And so here we have A Sound of Thunder coming out of the USA, who look set to make a lot of noise this year along with several other acts as a part of a group of female fronted traditional and power metal bands releasing albums in 2012. That is if people sit up and pay attention to the quality of music coming out of these acts instead of worrying about the boring and repetitive djent scene. Okay, that was a little low attacking a style completely unrelated to this album I’m reviewing, but sue me I got sick of this djent stuff fast and with these female fronted heavy and power metal acts I’ve been hearing consistent high quality metal that in most cases seems to be going completely under the radar, which as far as this reviewer is concerned is a travesty. Out of the Darkness is the second album from A Sound of Thunder and continues the trend I’ve experienced of current traditional metal releases with female vocalists being the best traditional metal releases of the year so far.
If you’re a regular reader of my writing you’ve likely encountered reviews for some of the other artists playing traditional/power metal with female vocals by now. I expect it wouldn’t be unfair of you to be thinking by now something along the lines of “so do I really need all of these bands you’ve covered lately?”. Well, that’s probably the best thing about all the releases that fit this mould I’ve encountered, they all have their own identity. What sets A Sound of Thunder apart on Out of the Darkness is their penchant for more complex song structures, evident straight away with the opening The Day I Die, and that their singer Nina Osegueda is more inclined to use a lot more clear and melodic vocals along with the much more aggressive approach of Crystal Viper’s Marta Gabriel or Huntress’ Jill Janus, although she’s certainly capable of delivering her take on such vocals as well. I actually wish she used them a little more, since they give the band’s music a bit more bite against the highly melodic sound they produce.

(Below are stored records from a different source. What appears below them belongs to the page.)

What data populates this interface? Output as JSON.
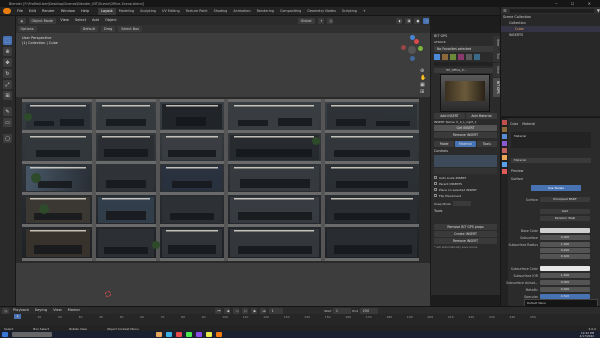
{
  "window": {
    "title": "Blender [F:\\Profile\\User\\Desktop\\Scenes\\Blender_INT\\Scene\\Office-Scene.blend]"
  },
  "menu": [
    "File",
    "Edit",
    "Render",
    "Window",
    "Help"
  ],
  "workspaces": [
    "Layout",
    "Modeling",
    "Sculpting",
    "UV Editing",
    "Texture Paint",
    "Shading",
    "Animation",
    "Rendering",
    "Compositing",
    "Geometry Nodes",
    "Scripting"
  ],
  "scene": {
    "name": "Scene",
    "view_layer": "ViewLayer"
  },
  "viewport": {
    "mode": "Object Mode",
    "menus": [
      "View",
      "Select",
      "Add",
      "Object"
    ],
    "orientation": "Global",
    "pivot": "Default",
    "drag": "Drag",
    "select_box": "Select Box",
    "options": "Options",
    "info_line1": "User Perspective",
    "info_line2": "(1) Collection | Cube"
  },
  "npanel": {
    "title": "BIT GPS",
    "section": "ATRACK",
    "tabs": [
      "Item",
      "Tool",
      "View",
      "BIT GPS"
    ],
    "favorites": "No Favorites selected",
    "asset_name": "HP_Office_0...",
    "add_insert": "Add INSERT",
    "add_material": "Add Material",
    "insert_name": "INSERT Name: P_4_L_right_1",
    "get_insert": "Get INSERT",
    "remove_insert": "Remove INSERT",
    "mode_tabs": [
      "Mode",
      "Material",
      "Tools"
    ],
    "controls_label": "Controls",
    "checkboxes": [
      "Auto scale INSERT",
      "Parent INSERTS",
      "Place on selected INSERT",
      "Flip Placement"
    ],
    "snap_mode_label": "Snap Mode",
    "tools_label": "Tools",
    "remove_btn": "Remove BIT GPS props",
    "btn_a": "Create INSERT",
    "btn_b": "Remove INSERT",
    "footer_note": "* will automatically save scene"
  },
  "outliner": {
    "header": "Scene Collection",
    "rows": [
      "Collection",
      "Cube",
      "INSERTS"
    ]
  },
  "properties": {
    "object_name": "Cube",
    "material_tab": "Material",
    "material_slot": "Material",
    "material_name": "Material",
    "sections": [
      "Preview",
      "Surface"
    ],
    "use_nodes": "Use Nodes",
    "surface_label": "Surface",
    "surface_value": "Principled BSDF",
    "distribution": "GGX",
    "subsurface_method": "Random Walk",
    "fields": [
      {
        "label": "Base Color",
        "value": ""
      },
      {
        "label": "Subsurface",
        "value": "0.000"
      },
      {
        "label": "Subsurface Radius",
        "value": "1.000"
      },
      {
        "label": "",
        "value": "0.200"
      },
      {
        "label": "",
        "value": "0.100"
      },
      {
        "label": "Subsurface Color",
        "value": ""
      },
      {
        "label": "Subsurface IOR",
        "value": "1.400"
      },
      {
        "label": "Subsurface Anisot...",
        "value": "0.000"
      },
      {
        "label": "Metallic",
        "value": "0.000"
      },
      {
        "label": "Specular",
        "value": "0.500"
      }
    ],
    "tooltip_title": "Default Value",
    "tooltip_body": "Input value used for unconnected socket"
  },
  "timeline": {
    "menus": [
      "Playback",
      "Keying",
      "View",
      "Marker"
    ],
    "start_label": "Start",
    "start": "1",
    "end_label": "End",
    "end": "250",
    "current": "1",
    "ticks": [
      "0",
      "10",
      "20",
      "30",
      "40",
      "50",
      "60",
      "70",
      "80",
      "90",
      "100",
      "110",
      "120",
      "130",
      "140",
      "150",
      "160",
      "170",
      "180",
      "190",
      "200",
      "210",
      "220",
      "230",
      "240",
      "250"
    ]
  },
  "statusbar": {
    "select": "Select",
    "box_select": "Box Select",
    "rotate": "Rotate View",
    "context": "Object Context Menu",
    "version": "3.0.0"
  },
  "taskbar": {
    "time": "12:22 PM",
    "date": "4/17/2022"
  },
  "colors": {
    "accent": "#4772b3",
    "viewport_bg": "#3d3d3d",
    "panel_bg": "#2b2b2b",
    "active_tool": "#4772b3"
  }
}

The approach used in their actual music brings to mind at times the early material of Black Sabbath. The slower paced parts have a very notable doom feel to them in other words. I also detect a bit of power metal influence here and there, but mostly we’re talking a quite old school sounding traditional heavy metal release. The tracks are pretty well varied and easy to tell apart even after a relatively small number of listens, and I’d also say that A Sound of Thunder’s music is a bit more inventive than many other trad metal acts, which is something they make evident right with their opening number, The Day I Die. The light instrumental section is this track is very well crafted. Sections like this hint at some possible progressive influences among the A Sound of Thunder personnel. Although I don’t personally see Out of the Darkness as openly progressive, future release from A Sound of Thunder potentially could be if this is anything to go by.
Overall Out of the Darkness is a great album, but unfortunately there are a couple of tracks that just failed to live up to the high standard of the majority. Third track in, Kill That Bitch, is one of them. Musically it’s fine, but lyrically it just didn’t fit the whole thing A Sound of Thunder has going for them to these ears. It sounds more like it belongs in some random teenage revenge movie than on a metal album. I’m also not too fond of the ballad This Too Shall Pass, mostly because I think at over five minutes it’s just a bit too long. Not a bad track, it’s actually one of Nina’s vocal highlights, just one that outstays its welcome a little. The good thing is that all the other tracks are really good, especially The Day I Die, The Night Witch, Murderous Horde, A Sound of Thunder, Out of the Darkness (a duet with John Gallagher of Raven), actually I’m going to stop here, because I’m tempted to list more or less the rest of the whole album, the level of consistency is that high.
What we’ve ultimately got here is a really fine record that I think fans of old school metal are going to lap up. While not perfect by any means, A Sound of Thunder didn’t leave a lot of to be sniffed at really. Since in the wider view of things the two tracks that let the album down for me aren’t totally awful and it really is just these two tracks I find any fault with I’d say it only just misses out on an exceptional rating. I think A Sound of Thunder is going to blow this album out of the water next time around though.
(Originally written for Heavy Metal Haven (http://metaltube.freeforums.org))